- 1 pound cooked and drained Large Black Speckled Kidney beans (or equal amount of cooked and peeled chestnuts)
- 3 ounces dried oyster mushrooms
- 2-3 carrots (about 4oz), coarsely shredded
- 1 shallot, minced
- 3 cups vegetable broth
- 1/2 cup heavy cream
- 3 tablespoons sunflower oil (or any other cooking oil)
- 1/2 tablespoon finely chopped rosemary
- Salt and freshly ground pepper
- In a small saucepan, bring the broth to a boil. Remove from the heat and add the mushrooms. Let the mushrooms soften for about 10min. Drain the mushrooms and chop them into small pieces. Reserve the liquid.

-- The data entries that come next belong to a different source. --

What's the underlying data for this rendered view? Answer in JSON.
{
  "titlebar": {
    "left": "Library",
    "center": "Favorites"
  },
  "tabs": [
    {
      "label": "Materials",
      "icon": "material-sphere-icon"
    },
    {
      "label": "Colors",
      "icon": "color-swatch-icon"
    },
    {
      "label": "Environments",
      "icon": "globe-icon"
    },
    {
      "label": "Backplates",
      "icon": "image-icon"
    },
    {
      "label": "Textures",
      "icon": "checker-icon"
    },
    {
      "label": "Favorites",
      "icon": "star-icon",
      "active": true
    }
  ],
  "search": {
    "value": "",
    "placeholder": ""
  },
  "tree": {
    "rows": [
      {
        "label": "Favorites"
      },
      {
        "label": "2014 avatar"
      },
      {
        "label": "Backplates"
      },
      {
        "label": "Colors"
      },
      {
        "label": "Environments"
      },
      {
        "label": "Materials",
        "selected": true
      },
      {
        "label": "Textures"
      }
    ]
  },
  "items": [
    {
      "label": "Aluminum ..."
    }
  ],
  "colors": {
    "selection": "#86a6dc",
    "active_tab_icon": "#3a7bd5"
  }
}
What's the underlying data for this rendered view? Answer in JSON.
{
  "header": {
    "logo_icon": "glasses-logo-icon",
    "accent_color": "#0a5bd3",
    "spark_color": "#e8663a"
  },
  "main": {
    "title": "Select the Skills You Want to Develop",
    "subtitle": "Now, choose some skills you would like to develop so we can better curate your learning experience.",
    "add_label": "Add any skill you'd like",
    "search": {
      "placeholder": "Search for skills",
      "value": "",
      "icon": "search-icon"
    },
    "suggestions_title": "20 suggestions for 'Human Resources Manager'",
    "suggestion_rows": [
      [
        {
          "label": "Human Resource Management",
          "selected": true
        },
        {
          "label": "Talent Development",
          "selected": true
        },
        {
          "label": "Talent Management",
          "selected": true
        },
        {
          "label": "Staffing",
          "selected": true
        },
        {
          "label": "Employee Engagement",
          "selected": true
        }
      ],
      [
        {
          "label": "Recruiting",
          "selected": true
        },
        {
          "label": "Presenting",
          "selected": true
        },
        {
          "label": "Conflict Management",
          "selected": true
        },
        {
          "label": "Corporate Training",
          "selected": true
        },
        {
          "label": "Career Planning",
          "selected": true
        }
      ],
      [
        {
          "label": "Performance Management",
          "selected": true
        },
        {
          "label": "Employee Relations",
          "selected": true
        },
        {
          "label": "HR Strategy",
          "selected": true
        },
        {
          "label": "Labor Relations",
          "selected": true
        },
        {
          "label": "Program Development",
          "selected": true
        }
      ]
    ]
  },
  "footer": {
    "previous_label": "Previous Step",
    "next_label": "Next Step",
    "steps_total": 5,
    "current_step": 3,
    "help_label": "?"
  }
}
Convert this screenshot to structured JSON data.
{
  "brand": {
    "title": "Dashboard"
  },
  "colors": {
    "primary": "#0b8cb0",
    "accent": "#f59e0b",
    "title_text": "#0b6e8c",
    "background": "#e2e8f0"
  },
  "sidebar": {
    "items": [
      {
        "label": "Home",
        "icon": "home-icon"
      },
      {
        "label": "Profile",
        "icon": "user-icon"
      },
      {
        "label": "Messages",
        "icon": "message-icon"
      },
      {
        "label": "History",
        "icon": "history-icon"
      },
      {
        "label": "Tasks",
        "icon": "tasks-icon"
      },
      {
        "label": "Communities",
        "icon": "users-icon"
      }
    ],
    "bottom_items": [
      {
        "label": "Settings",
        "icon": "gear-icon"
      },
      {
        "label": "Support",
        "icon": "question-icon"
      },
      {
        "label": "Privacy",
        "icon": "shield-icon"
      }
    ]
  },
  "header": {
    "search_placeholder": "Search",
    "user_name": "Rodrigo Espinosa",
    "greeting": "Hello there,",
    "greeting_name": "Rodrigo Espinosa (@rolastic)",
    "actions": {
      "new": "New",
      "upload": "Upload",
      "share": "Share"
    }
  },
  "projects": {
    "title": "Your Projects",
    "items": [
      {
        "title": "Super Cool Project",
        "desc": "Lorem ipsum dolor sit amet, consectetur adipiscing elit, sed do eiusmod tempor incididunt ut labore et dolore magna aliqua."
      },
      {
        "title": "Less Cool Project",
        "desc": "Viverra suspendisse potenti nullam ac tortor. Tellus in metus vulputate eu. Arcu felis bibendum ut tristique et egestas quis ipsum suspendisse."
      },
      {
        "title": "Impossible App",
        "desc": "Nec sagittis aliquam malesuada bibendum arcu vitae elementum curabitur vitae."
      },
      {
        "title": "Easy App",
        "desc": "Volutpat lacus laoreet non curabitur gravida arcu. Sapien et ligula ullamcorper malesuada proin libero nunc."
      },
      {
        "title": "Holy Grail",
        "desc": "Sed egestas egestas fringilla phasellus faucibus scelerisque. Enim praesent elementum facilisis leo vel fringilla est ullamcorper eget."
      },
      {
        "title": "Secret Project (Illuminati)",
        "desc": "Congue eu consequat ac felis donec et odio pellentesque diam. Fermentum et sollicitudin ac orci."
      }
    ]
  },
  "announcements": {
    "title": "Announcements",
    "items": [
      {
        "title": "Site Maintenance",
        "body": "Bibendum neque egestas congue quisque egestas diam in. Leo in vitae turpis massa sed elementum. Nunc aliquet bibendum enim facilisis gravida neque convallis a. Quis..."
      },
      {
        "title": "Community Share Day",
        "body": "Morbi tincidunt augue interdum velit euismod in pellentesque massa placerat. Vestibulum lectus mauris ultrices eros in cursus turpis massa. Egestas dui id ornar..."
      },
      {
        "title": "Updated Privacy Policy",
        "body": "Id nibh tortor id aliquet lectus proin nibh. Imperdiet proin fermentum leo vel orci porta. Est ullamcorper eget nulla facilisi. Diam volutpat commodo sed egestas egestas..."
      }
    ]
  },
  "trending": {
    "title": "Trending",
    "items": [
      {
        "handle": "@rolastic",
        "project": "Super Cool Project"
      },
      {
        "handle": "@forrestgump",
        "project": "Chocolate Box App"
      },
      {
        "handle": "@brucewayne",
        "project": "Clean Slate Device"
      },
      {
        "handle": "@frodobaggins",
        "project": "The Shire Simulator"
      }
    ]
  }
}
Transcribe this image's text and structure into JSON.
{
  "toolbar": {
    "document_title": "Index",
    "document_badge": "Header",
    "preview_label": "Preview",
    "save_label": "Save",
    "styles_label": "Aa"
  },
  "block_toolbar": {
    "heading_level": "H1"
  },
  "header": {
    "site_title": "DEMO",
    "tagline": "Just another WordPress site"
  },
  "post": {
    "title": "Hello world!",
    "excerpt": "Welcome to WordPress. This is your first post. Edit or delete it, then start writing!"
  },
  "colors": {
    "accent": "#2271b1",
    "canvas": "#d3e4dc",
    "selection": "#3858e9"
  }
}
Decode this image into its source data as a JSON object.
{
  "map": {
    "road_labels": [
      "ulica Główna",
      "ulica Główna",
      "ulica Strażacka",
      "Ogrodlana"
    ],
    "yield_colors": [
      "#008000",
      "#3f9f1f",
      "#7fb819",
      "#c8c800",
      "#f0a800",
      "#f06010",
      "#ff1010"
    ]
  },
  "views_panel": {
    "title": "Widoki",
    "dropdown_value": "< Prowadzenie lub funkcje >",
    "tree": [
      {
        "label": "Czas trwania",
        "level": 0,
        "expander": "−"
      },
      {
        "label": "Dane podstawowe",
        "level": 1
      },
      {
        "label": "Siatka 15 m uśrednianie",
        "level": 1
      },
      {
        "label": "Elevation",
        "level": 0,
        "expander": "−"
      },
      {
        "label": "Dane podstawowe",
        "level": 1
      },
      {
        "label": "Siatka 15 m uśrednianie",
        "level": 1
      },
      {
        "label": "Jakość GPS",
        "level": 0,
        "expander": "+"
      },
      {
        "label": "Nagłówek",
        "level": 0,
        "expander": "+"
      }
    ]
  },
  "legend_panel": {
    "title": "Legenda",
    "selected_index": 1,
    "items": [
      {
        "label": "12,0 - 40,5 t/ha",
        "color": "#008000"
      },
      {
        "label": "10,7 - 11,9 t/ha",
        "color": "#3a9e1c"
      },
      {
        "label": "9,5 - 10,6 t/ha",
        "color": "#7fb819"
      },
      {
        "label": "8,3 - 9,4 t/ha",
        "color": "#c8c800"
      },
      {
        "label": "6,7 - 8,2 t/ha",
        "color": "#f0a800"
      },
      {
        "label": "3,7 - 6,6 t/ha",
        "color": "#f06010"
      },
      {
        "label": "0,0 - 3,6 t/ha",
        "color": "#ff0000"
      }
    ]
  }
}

- In a large sauté pan, heat the oil over medium heat. Add the shallots and cook for about two minutes. Add the carrots and continue to cook for another five minutes. Reserve ½ cup of the beans and add the rest to the pan. Add the rosemary and the reserved mushroom liquid, and bring to a simmer over medium-low heat.
- Using a fork, smash the reserved beans until smooth, and add to the pan. Season with salt and pepper and continue to simmer for about 15-20 minutes, until the liquid has thickened and the beans are covered with a thick sauce. Poor the heavy cream into the pan and simmer for another minute or two, and you are done.
- Serve as a side to roasted meats or grilled lamb and pork chops (although I savored the dish on its own, with a slice of country bread and a glass of Chardonnay).
- This recipe was entered in the contest for Your Best One-Pot Meal
- This recipe was entered in the contest for Your Most Impressive Dinner Party Side